“I see how much good can come from minimal effort on the part of a professional athlete,” Steve Weatherford told me. “Just showing up and reading a book to a class for ten minutes, costs me a half hour out of my life and those kids will remember that forever.”
Now in his fourth season as the punter for the New York Giants, Weatherford is one of the most recognizable faces in the NFL despite excelling in a role that is often spared the bright lights of the media and the watchful eyes of the fan base.
The Indiana native turned Hoboken resident recognizes the power of his unique impact and has opted to maximize its potential.
A quick glance at his social media footprint will present to you a myriad of philanthropic activities including charitable appearances, one-on-one visits with fans, and requests for prayers for fans in need.
So it’s not surprising that earlier this month, Weatherford and several other Giants players hosted upwards of 100 Special Olympic athletes on the field at Metlife Stadium.
“I’ve never met a group of people who are more pure hearted,” Weatherford said. “They have no idea that I’m on the New York Giants. They just know that I’m helping them have more fun.”
Steve explained that often, special needs athletes are unaware of the celebrity status that accompanies professional athletes.
“A lot of them don’t really understand the NFL, they don’t even understand what that is. They just know that somebody is there.”
Weatherford’s celebrity status means more to those who watch him take the field on Sundays than those who get to share the field with him during Special Olympics events. And that’s a positive.
“If nothing else, it motivates other people who think ‘I just don’t have enough time to give back,’” said Weatherford. “If I can find time — I have three kids (and) obviously I’m playing professional sports–if I can find time for these kids, you can find time.”
“I did the polar plunge (to raise money for the Special Olympics) this winter and then maybe a month after that I actually went up and played flag football,” he added. “ It was fun for me because I was all-time QB for both teams. It was a dream come true.”
Steve plans on being involved with the Special Olympics long after he retires from the NFL, which won’t likely be soon.
Though he earned a Super Bowl ring after the Giants knocked off the Patriots for the second time in five years, and signed a 5-year $12.75 million deal in 2012, Weatherford still felt that he had something to prove earlier this season.
After tearing four ligaments in his plant ankle during the Giants opener, Weatherford was expected by many to miss time while he healed.
Being as NFL teams rarely carry reserve specialists on the main roster, the Giants would have been forced to bring in a temporary replacement.
Not on Steve’s watch.
“The last thing I wanted to do was have some punter come in here that’s never played in the Meadowlands stadium,” Steve said, referencing the venue’s notorious reputation for tricky winds. Ultimately Steve would punt through the injury and the choice, a move that he candidly described as “uncharted territory”, was the right move.

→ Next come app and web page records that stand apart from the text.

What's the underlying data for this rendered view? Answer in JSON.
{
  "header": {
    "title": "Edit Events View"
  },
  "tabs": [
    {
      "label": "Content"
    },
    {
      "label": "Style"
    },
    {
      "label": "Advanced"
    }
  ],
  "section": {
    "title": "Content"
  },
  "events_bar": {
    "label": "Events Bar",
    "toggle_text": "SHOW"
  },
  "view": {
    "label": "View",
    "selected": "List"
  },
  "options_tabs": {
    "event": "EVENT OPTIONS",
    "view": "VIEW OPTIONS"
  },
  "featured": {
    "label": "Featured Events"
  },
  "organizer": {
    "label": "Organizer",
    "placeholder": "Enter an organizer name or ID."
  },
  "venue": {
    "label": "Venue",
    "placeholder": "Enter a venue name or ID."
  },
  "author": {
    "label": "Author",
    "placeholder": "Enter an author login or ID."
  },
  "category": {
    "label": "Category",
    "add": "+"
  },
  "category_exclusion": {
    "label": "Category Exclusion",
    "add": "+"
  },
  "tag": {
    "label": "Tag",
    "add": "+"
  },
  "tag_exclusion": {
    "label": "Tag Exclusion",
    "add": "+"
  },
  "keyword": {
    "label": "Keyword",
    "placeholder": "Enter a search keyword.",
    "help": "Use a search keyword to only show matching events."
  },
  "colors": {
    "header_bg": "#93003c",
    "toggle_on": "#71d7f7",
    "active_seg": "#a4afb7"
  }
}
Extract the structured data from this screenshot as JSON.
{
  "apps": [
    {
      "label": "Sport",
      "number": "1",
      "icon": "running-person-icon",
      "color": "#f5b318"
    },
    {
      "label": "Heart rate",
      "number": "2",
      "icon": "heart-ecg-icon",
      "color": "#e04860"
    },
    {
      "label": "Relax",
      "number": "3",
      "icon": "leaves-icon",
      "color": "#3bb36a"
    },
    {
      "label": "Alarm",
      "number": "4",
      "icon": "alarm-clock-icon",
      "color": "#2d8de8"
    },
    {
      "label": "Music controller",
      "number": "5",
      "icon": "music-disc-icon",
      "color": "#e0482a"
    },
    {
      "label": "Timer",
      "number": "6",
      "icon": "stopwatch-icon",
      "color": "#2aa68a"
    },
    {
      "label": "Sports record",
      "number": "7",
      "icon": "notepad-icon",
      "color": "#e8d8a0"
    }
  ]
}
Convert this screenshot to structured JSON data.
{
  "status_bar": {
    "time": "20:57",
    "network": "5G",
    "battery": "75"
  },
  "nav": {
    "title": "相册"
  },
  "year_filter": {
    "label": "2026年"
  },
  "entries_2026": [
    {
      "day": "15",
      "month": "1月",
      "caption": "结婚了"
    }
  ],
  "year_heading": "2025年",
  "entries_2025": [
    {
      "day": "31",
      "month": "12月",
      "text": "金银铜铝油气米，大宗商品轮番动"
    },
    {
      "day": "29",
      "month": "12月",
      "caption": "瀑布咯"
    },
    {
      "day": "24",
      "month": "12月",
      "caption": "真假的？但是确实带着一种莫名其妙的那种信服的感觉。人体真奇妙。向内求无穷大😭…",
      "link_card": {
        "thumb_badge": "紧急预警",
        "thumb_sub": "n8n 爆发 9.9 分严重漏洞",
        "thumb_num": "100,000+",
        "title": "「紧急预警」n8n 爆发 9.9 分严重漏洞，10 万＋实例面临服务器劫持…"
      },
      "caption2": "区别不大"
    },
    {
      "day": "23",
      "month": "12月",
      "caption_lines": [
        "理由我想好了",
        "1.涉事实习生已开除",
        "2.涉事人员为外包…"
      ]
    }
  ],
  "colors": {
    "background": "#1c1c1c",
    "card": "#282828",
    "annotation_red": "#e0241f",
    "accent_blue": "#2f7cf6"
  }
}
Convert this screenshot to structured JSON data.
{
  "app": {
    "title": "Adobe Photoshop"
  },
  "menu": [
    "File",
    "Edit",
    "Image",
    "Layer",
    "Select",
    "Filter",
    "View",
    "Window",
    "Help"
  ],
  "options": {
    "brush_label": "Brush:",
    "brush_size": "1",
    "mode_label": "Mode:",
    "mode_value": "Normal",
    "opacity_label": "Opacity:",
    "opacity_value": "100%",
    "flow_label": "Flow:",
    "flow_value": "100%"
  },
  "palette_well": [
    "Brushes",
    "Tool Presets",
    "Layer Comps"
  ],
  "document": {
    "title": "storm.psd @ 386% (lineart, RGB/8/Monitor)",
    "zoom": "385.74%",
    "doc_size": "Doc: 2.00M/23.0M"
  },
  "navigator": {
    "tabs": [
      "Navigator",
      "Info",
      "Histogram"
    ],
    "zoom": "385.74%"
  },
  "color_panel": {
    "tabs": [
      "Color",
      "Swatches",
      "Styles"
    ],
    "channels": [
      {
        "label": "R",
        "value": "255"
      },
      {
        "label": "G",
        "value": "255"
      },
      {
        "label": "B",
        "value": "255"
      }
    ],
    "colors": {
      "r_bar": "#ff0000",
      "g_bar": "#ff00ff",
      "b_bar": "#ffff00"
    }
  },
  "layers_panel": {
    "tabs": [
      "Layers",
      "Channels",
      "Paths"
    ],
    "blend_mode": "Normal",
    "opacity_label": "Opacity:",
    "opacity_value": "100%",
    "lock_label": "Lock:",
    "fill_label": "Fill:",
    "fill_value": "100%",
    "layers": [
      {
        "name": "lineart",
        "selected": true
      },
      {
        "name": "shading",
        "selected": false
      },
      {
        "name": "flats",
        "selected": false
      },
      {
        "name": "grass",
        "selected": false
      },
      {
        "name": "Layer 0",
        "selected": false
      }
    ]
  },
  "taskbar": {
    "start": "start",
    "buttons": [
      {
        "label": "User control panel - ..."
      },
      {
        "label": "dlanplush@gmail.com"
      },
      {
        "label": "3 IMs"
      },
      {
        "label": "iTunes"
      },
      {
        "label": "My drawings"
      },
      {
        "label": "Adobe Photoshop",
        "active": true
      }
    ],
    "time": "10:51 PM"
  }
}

“It was a lot of emotion that was going through my mind,” Steve told me. “I never necessarily doubted myself. I didn’t know if I was going to be durable enough to finish the game and the last thing that I wanted to do was let down my teammates my coaches.”
“I also wanted to prove a point to my teammates,” he added. “Not that they didn’t already know, (but) I’m more than just a punter. I’m a football player.”
Weatherford and the Giants are traveling to Dallas this weekend to try and rebound from what proved to be a disappointing outing in Philadelphia.
The game will air on Sunday at 4:25 (ET) on Fox.